NIGERIA: THE WORTHLESSNESS OF THINE KNOWLEDGE AND EDUCATION
Yesterday, I decided to watch random videos on YouTube – and I stumbled on a vlog of videos posted by Ayo and Edun Entertainment. In one of the two videos I saw by the girls, adult Americans in America were asked to name three countries in Africa. While some of them said Africa is a country, many could not name any African country – but the few who could name at least one, mentioned Nigeria (Evidentially, Nigeria is very popular among Americans, but for all the wrong reasons!).
Once more, that video empirically prove that the average adult American does not know about the world around him/her – and it was nauseating to see many of them say Africa is a country. In contrast to the Americans, the average Nigerian, even primary school pupils, know at least 5 countries in each of Asia, America and Europe. As a 14 year old, I already knew all of the states in America – and of course I knew that America is a country in the North American continent just as countries like Brazil, Paraguah and Argentina are countries in South America. As 14 year olds, I and many of my contemporaries knew that the world has seven continents: Africa, North America, South America, Asia, Australia, Antarctica and Europe.

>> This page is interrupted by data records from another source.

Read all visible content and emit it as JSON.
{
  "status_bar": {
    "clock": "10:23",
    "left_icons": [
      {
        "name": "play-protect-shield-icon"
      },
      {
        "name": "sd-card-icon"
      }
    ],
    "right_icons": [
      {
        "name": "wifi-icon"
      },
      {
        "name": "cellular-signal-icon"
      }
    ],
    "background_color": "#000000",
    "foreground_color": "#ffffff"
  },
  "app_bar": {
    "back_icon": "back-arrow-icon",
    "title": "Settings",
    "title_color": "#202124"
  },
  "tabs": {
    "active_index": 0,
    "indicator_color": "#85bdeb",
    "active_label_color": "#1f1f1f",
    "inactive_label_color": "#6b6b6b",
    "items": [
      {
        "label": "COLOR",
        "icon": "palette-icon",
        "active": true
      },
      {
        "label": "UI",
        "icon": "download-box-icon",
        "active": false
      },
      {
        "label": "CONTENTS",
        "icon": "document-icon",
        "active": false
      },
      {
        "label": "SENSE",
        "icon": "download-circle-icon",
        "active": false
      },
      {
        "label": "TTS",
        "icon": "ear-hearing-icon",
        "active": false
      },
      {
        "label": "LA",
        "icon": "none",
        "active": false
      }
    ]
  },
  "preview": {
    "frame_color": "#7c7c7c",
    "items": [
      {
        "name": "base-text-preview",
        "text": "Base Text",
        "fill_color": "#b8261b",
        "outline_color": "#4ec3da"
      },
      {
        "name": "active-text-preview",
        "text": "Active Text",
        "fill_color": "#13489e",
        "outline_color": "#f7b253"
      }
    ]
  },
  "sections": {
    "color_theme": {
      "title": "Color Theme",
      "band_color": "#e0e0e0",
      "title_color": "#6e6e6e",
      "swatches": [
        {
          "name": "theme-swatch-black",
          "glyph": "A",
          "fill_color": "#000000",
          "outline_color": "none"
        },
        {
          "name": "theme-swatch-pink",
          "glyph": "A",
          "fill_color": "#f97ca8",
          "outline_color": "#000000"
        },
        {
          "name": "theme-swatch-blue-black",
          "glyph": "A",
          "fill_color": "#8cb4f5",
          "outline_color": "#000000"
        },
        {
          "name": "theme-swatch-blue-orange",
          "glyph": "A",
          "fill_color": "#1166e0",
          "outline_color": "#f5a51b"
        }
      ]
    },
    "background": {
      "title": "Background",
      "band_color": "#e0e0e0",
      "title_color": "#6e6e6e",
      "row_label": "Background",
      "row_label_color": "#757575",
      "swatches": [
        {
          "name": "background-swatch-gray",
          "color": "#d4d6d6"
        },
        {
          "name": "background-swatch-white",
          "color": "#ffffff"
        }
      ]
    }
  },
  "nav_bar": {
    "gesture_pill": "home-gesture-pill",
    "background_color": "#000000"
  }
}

We knew the tallest mountains and the longest rivers. We knew, and still know the world around us.
But ask yourself: what has the knowledge and education of Nigerians done for them? What has the many books and the many degrees Nigerians have read and acquired done to better their lives and that of their country – when compared to the average American who does not care to know or go to school? American comedian; Chris Rock told us that Americans “just love not to know” and told of how hiding money in a book is the safest place to do so because Americans do not like to read. The average Nigerian, both the leaders and the general masses, know so much but this knowledge is not fungible and has not translated into development and growth. Instead, this knowledge makes the educated; particularly many of those in politics and government, a thieving and greedy group who at every opportunity, primitively steal using the pen, now mightier than guns.
In all of these, I say the difference between Nigeria and America is the patriotism of its leadership class and not what the average Nigerian or American knows. I kid you not when I say Nigerian leaders know what to do to bring the country out of the gutters but they deliberately do not do these things because they want to continue to line their pockets and purses with stolen public funds. In America, and although not every public official is a saint, most of that country’s leaders are individuals who are patriotic to their country – because for them, the interest of America comes first.
In Nigeria, knowing and acquiring degrees is a promise (not an assurance) out of poverty so we all rush to know and be educated while in America, citizens “just love not to know” and even with the quality educational institutions they have, going to school is not a do-or-die for many because they live in a better country – and one with a welfare system. Nigerians are the most educated immigrants in America but to what end? Nigeria must introspect and begin to turn citizens vast knowledge and education into the power we know they can be.
© Chad Otsapa